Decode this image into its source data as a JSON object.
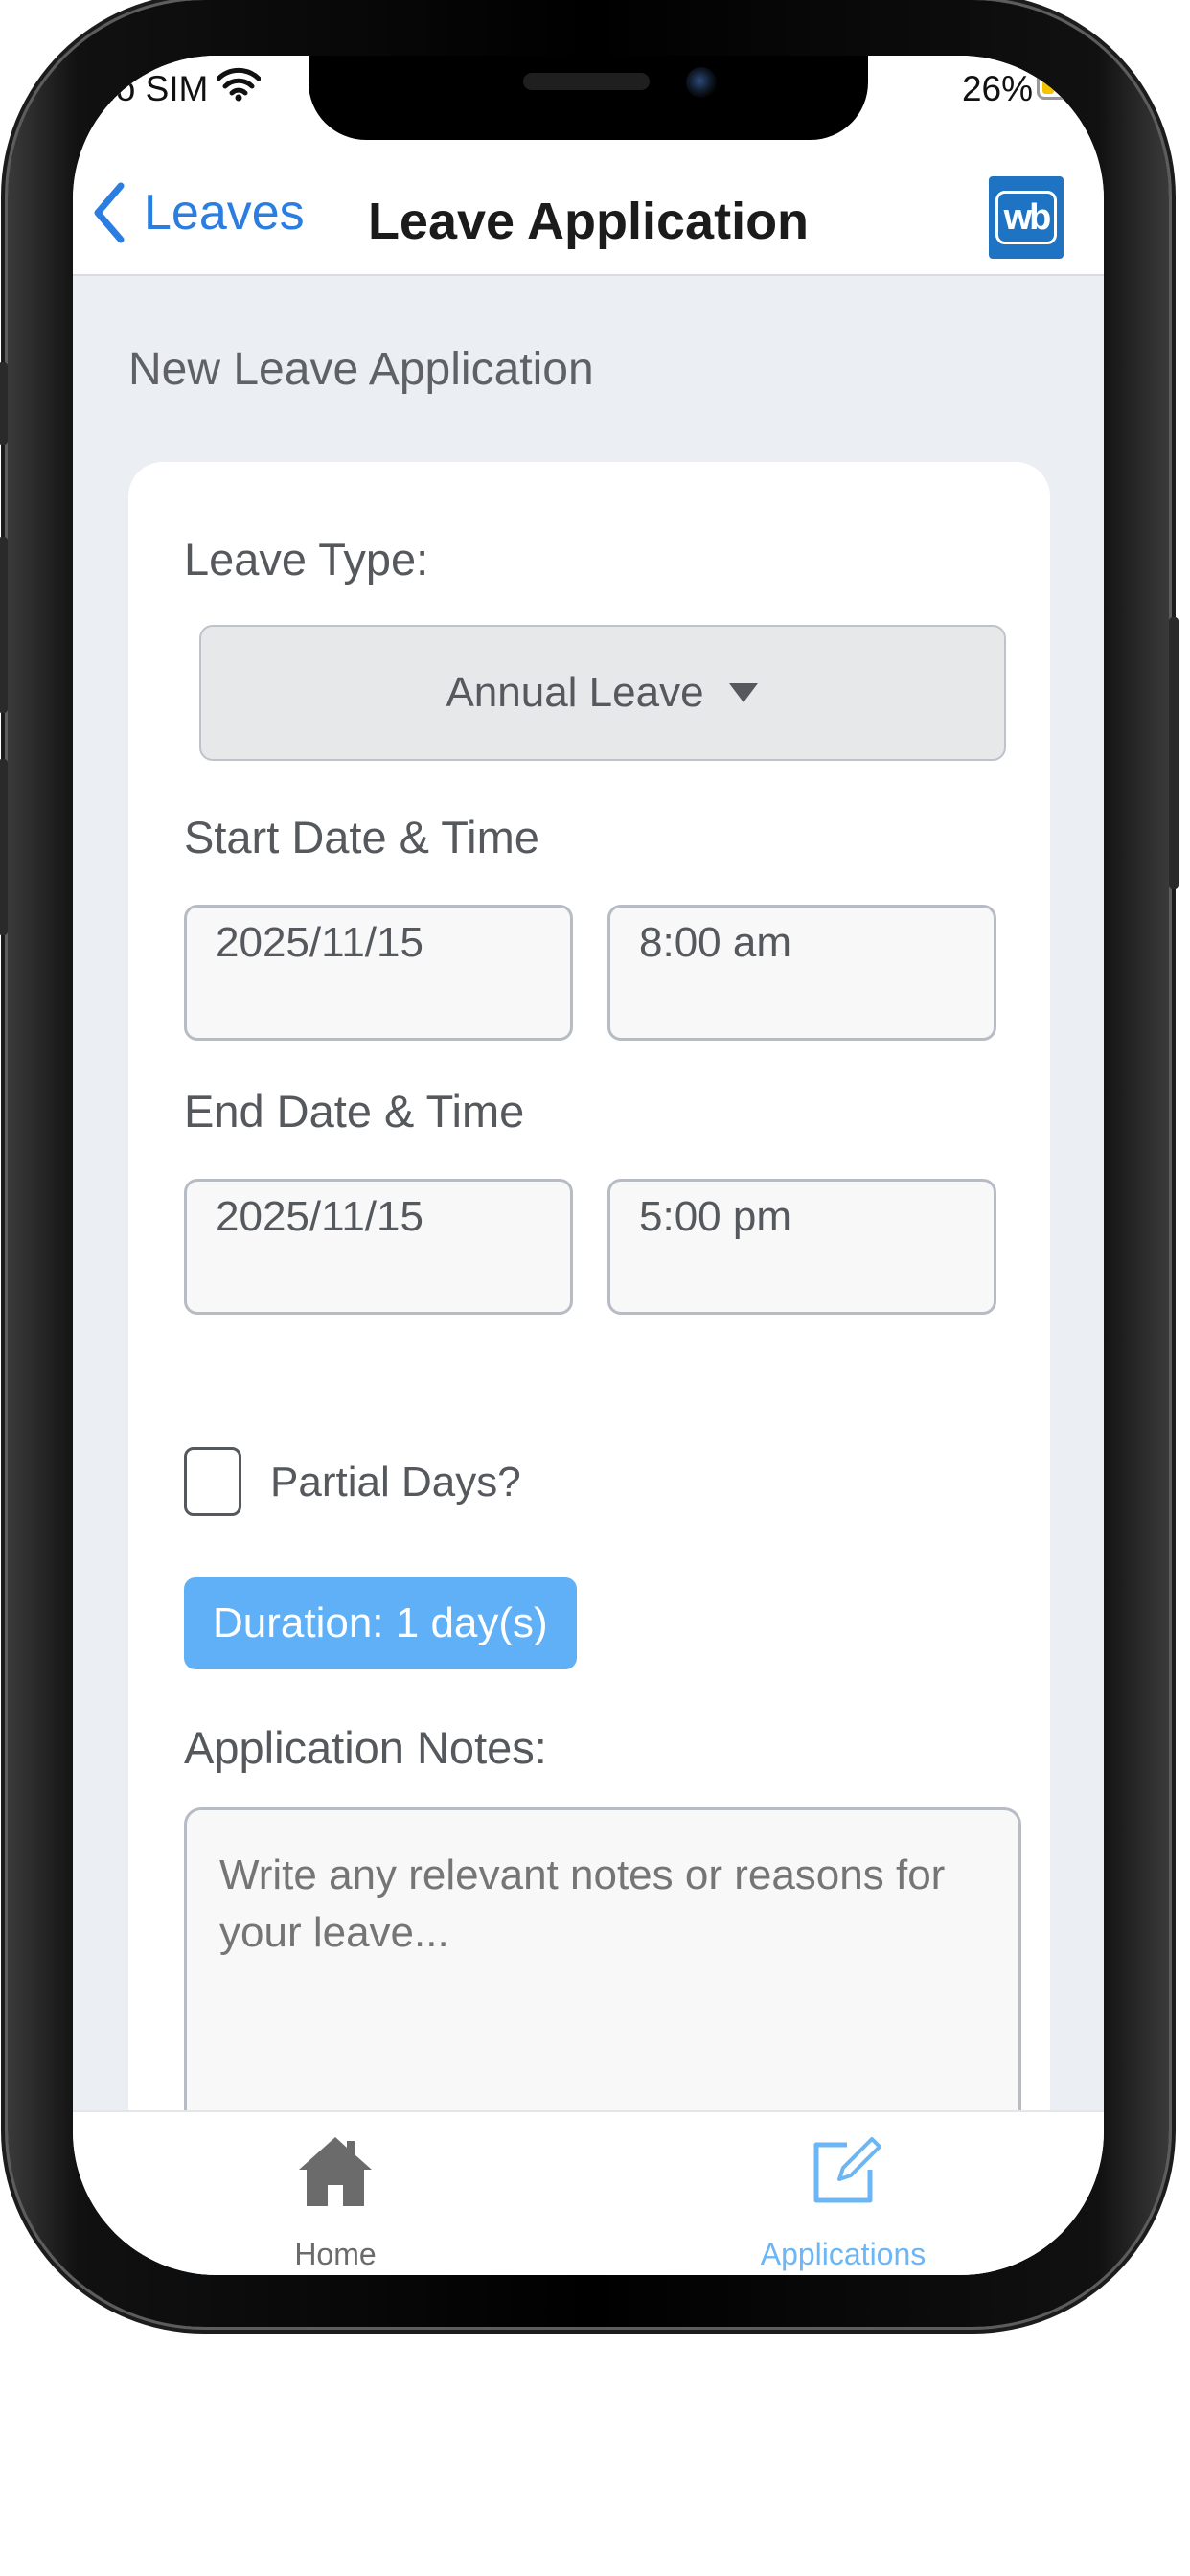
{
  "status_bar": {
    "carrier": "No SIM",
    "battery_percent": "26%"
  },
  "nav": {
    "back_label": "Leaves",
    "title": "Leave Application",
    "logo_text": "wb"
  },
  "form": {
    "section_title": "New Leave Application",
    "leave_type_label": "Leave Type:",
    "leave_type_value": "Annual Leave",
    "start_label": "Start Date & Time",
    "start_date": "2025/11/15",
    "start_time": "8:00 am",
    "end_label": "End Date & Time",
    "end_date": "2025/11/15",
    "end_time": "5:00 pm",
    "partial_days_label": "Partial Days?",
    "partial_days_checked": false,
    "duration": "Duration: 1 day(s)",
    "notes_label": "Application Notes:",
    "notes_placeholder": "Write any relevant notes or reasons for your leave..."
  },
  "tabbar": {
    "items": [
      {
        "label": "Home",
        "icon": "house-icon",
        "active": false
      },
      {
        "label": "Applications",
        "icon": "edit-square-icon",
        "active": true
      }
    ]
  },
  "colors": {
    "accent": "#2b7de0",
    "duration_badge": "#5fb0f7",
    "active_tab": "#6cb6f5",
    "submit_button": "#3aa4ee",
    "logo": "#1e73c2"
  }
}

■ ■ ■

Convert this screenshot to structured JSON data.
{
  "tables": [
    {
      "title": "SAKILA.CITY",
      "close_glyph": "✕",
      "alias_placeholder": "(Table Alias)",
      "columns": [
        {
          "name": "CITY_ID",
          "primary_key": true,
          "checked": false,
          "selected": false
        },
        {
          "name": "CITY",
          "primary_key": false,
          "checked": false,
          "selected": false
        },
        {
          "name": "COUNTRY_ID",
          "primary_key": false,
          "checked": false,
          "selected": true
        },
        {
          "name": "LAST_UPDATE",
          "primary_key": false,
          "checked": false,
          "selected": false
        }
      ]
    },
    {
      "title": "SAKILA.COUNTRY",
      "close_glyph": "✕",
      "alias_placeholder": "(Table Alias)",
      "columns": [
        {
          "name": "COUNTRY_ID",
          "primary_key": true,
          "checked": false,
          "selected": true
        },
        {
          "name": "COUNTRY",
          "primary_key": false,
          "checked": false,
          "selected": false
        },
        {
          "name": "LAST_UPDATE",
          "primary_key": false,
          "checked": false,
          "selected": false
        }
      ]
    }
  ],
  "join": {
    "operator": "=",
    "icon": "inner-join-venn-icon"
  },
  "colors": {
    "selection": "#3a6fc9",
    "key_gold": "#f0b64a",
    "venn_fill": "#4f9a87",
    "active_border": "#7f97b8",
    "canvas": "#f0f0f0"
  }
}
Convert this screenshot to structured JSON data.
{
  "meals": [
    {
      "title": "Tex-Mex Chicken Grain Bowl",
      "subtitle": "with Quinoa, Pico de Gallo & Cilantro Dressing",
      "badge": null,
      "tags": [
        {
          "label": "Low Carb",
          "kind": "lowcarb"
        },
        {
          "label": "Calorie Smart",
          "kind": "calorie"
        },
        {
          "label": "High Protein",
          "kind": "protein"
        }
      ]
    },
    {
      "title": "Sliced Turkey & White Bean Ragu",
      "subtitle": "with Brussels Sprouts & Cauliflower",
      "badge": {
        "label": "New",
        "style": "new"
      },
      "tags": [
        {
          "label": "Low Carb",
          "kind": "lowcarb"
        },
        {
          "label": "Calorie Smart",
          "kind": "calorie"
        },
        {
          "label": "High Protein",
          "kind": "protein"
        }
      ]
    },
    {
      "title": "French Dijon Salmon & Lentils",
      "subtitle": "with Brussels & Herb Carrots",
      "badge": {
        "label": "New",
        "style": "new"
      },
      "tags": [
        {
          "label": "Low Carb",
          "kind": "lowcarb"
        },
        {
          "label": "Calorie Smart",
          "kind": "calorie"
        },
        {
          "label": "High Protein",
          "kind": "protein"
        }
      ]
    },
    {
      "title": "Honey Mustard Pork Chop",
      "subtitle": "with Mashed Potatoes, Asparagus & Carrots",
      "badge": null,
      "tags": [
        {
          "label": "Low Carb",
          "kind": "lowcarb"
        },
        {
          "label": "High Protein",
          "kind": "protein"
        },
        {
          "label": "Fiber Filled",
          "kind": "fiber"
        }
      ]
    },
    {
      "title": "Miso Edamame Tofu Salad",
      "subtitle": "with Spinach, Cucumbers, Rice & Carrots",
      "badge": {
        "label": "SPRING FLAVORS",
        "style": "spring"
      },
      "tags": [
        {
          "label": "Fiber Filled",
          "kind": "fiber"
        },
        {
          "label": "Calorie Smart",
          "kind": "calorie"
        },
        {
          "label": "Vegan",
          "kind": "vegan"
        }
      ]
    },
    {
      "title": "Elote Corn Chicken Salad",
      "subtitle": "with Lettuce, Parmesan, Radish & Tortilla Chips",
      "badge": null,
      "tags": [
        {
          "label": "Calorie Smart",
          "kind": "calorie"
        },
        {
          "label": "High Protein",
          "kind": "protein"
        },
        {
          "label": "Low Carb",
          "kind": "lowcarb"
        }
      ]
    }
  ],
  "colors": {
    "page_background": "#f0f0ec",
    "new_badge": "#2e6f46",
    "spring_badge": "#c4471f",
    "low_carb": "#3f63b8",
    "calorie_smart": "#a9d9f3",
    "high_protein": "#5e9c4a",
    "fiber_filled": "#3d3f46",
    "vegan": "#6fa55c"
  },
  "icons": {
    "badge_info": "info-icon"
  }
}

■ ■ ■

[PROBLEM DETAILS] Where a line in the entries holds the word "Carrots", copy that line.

[WRITTEN REPLY]
      "subtitle": "with Brussels & Herb Carrots",
      "subtitle": "with Mashed Potatoes, Asparagus & Carrots",
      "subtitle": "with Spinach, Cucumbers, Rice & Carrots",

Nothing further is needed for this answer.